CNET said a representative from the group - which calls itself 'w0rm' - informed it about the hack via a Twitter conversation.
A spokeswoman for CBS Interactive - the owner of CNET - said the firm had "identified the issue and resolved it".
According to CNET, w0rm offered to sell the database for 1 Bitcoin, or $622.
But it added that the hacking group said the plan to sell the database was to gain attention and "nothing more".Improve security?
The representative of the group claimed that it hacked CNET servers to improve the overall security on the internet.
The group has claimed to have successfully hacked the BBC last year, as well as websites of Adobe and Bank of America.
It says that by targeting high-profile websites it can raise awareness of security issues.

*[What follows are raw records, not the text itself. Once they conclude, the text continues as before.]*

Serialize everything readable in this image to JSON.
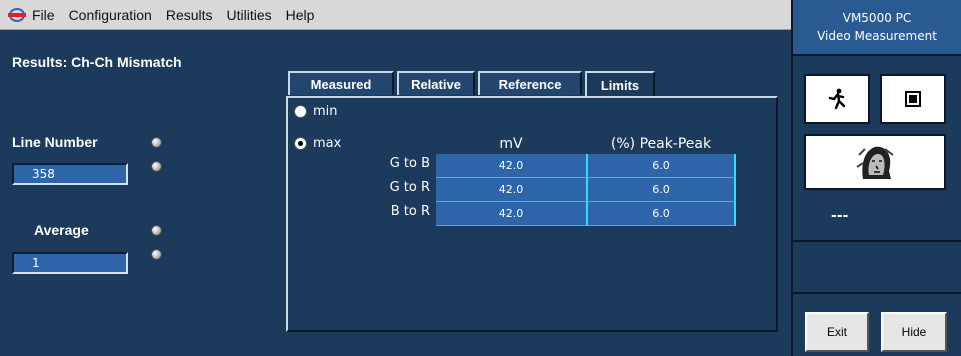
{
  "menubar": {
    "items": [
      "File",
      "Configuration",
      "Results",
      "Utilities",
      "Help"
    ]
  },
  "left": {
    "title": "Results: Ch-Ch Mismatch",
    "line_number_label": "Line Number",
    "line_number_value": "358",
    "average_label": "Average",
    "average_value": "1"
  },
  "tabs": [
    "Measured",
    "Relative",
    "Reference",
    "Limits"
  ],
  "active_tab": "Limits",
  "limits": {
    "radio_min": "min",
    "radio_max": "max",
    "selected": "max",
    "col_mv": "mV",
    "col_pct": "(%) Peak-Peak",
    "rows": [
      {
        "label": "G to B",
        "mv": "42.0",
        "pct": "6.0"
      },
      {
        "label": "G to R",
        "mv": "42.0",
        "pct": "6.0"
      },
      {
        "label": "B to R",
        "mv": "42.0",
        "pct": "6.0"
      }
    ]
  },
  "right_panel": {
    "title_line1": "VM5000 PC",
    "title_line2": "Video Measurement",
    "status": "---",
    "exit_label": "Exit",
    "hide_label": "Hide"
  },
  "icons": {
    "run": "running-man-icon",
    "stop": "stop-square-icon",
    "app": "tektronix-logo-icon",
    "image": "face-image-icon"
  }
}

"[W]e are driven to make the Internet a better and safer [place] rather than a desire to protect copyright," the representative said in a Twitter exchange with CNET.

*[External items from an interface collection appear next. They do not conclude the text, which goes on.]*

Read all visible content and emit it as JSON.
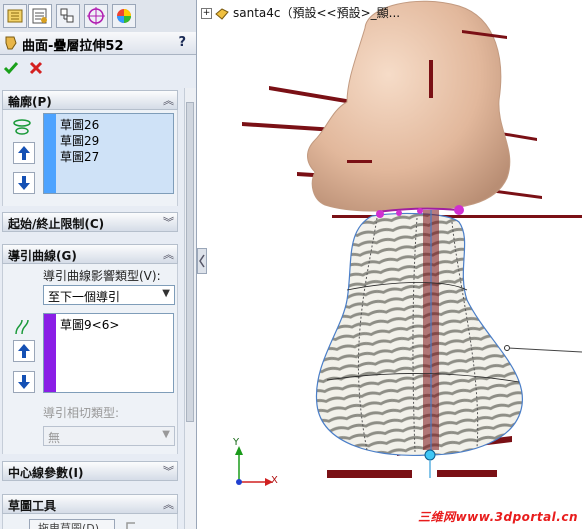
{
  "tabs": [
    {
      "name": "feature-manager",
      "icon": "feature-tree-icon"
    },
    {
      "name": "property-manager",
      "icon": "property-manager-icon"
    },
    {
      "name": "configuration-manager",
      "icon": "configuration-icon"
    },
    {
      "name": "dimxpert-manager",
      "icon": "crosshair-target-icon"
    },
    {
      "name": "display-manager",
      "icon": "appearance-sphere-icon"
    }
  ],
  "panel": {
    "title": "曲面-疊層拉伸52",
    "help": "?",
    "ok_icon": "check-icon",
    "cancel_icon": "close-icon"
  },
  "sections": {
    "profiles": {
      "label": "輪廓(P)",
      "items": [
        "草圖26",
        "草圖29",
        "草圖27"
      ],
      "strip_color": "#4da3ff"
    },
    "start_end": {
      "label": "起始/終止限制(C)"
    },
    "guides": {
      "label": "導引曲線(G)",
      "influence_label": "導引曲線影響類型(V):",
      "influence_value": "至下一個導引",
      "items": [
        "草圖9<6>"
      ],
      "strip_color": "#8a1ee6",
      "tangency_label": "導引相切類型:",
      "tangency_value": "無"
    },
    "centerline": {
      "label": "中心線參數(I)"
    },
    "sketch_tools": {
      "label": "草圖工具",
      "drag_sketch": "拖曳草圖(D)"
    }
  },
  "viewport": {
    "tree_label": "santa4c（預設<<預設>_顯...",
    "triad": {
      "x": "X",
      "y": "Y"
    },
    "watermark": "三维网www.3dportal.cn"
  },
  "colors": {
    "head": "#e6c0a6",
    "spike": "#7a1015",
    "profile_strip": "#4da3ff",
    "guide_strip": "#8a1ee6",
    "ok": "#1aa01a",
    "cancel": "#d42020"
  }
}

On Monday, the representative offered a security solution to CNET by tweeting: "#CNET I have good protection system for u, ping me".
According to CNET, 27.1 million unique users visited its desktop and mobile sites in the US in June this year.